Roles are frequently assigned via =>group membership, but do not confuse roles and groups. OverviewAccessControl has a good explanation of how different they are.
A synonym for =>publication.
- A concept from Apache Cocoon; an XML file that governs how page requests are handled, i.e. where the data comes from and how it has to be transformed and presented to the user.
- site tree
The tree-representation of the hierarchical relationship of documents within a site. Currently implemented as an XML file under <pubname>/content/sitetree.xml.
- site tree node
- A particular document entry within the site tree.
- source factory
A piece of Java code implementing a =>protocol. Used in sitemaps.
The act of passing on an =>edited document to =>review. See also: =>workflow.

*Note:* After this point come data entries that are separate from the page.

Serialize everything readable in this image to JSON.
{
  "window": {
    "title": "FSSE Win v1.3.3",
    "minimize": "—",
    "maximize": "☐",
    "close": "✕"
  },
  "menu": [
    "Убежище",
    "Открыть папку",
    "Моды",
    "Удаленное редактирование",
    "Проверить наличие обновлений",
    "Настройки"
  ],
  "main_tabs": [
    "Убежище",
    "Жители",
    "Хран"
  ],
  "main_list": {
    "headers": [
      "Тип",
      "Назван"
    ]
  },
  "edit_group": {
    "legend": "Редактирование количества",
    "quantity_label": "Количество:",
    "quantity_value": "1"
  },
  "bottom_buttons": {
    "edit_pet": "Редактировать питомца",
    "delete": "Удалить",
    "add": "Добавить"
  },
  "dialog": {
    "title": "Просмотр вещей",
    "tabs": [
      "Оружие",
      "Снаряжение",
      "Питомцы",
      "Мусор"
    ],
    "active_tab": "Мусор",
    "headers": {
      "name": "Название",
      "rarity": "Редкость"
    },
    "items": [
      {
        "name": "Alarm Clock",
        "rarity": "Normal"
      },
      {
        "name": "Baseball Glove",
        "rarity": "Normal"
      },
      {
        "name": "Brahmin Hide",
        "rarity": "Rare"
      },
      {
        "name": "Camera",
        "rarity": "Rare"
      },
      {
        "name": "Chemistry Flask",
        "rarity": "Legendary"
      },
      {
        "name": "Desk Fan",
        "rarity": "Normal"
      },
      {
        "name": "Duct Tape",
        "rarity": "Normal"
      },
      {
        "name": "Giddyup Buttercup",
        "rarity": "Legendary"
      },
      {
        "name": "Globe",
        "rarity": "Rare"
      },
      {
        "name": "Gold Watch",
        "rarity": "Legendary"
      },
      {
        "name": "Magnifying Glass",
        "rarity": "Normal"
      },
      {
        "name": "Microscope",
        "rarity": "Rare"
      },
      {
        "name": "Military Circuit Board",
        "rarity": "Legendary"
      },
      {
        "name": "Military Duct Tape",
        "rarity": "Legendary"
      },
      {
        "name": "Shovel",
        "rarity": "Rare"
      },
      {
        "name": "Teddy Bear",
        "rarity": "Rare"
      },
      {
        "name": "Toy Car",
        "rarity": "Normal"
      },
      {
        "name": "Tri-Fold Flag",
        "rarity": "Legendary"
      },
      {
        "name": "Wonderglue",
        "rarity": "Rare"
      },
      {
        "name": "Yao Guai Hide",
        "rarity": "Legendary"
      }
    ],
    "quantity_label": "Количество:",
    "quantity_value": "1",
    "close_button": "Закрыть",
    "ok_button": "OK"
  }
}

- Version of a document in a specific language.
- An intermediate storage space to hold deleted documents. They can be un-deleted until the trash is emptied by the site administrator.
- (1) A user-triggered action. (2) The corresponding code to implement it.
- usecase handler
Java class which is used to implement the functionality provided by a =>usecase.
see =>access control
- As of Lenya 2.0, documents are stored based on a universally unique ID (UUID), not on their location. All internal links now use UUIDs as well. This means that links don't break when documents are moved around, and moving documents does not entail data shuffling in the repository.
A particular state of a document with a time stamp, used in =>revision control.
A sequence of actions necessary to accomplish a task. For instance, in order to move a page from the authoring to the live area, an editor must submit it. A reviewer can then reject it (it gets sent back to the editor for some more polishing) or publish it, in which case the page moves to the live area. To move a page back from live to authoring, a reviewer must deactivate it. Afterwards, it can either be re-published or deleted.
Workflow transitions are typically invoked when a =>usecase is executed. Moreover, in a workflow context, "usecase" is sometimes used as a synonym for "workflow transition".
In Lenya, the workflow of a document is controlled by a http://en.wikipedia.org/wiki/Finite_state_machine with arbitrary states, transitions, and events, which is expressed using XML. Each resource type can use its own workflow schema. You can implement custom conditions to be checked before a transition can fire, this requires custom java code.
The Lenya staging server under http://lenya.zones.apache.org. It hosts the Lenya demos and the latest auto-generated docs from SVN.
- cross-reference each term to the appropriate docs
- keep each definition short and sweet. perhaps the more verbose explanations can be merged into the docs if it makes them easier to understand?
- maintain alphabetic order
New terms coined for this section
- property (any file within a publication)
- child publication (we have instance, but i think that's too OOP)
Are there better, already established terms for these concepts? If so, let's use them instead and get rid of these new ones.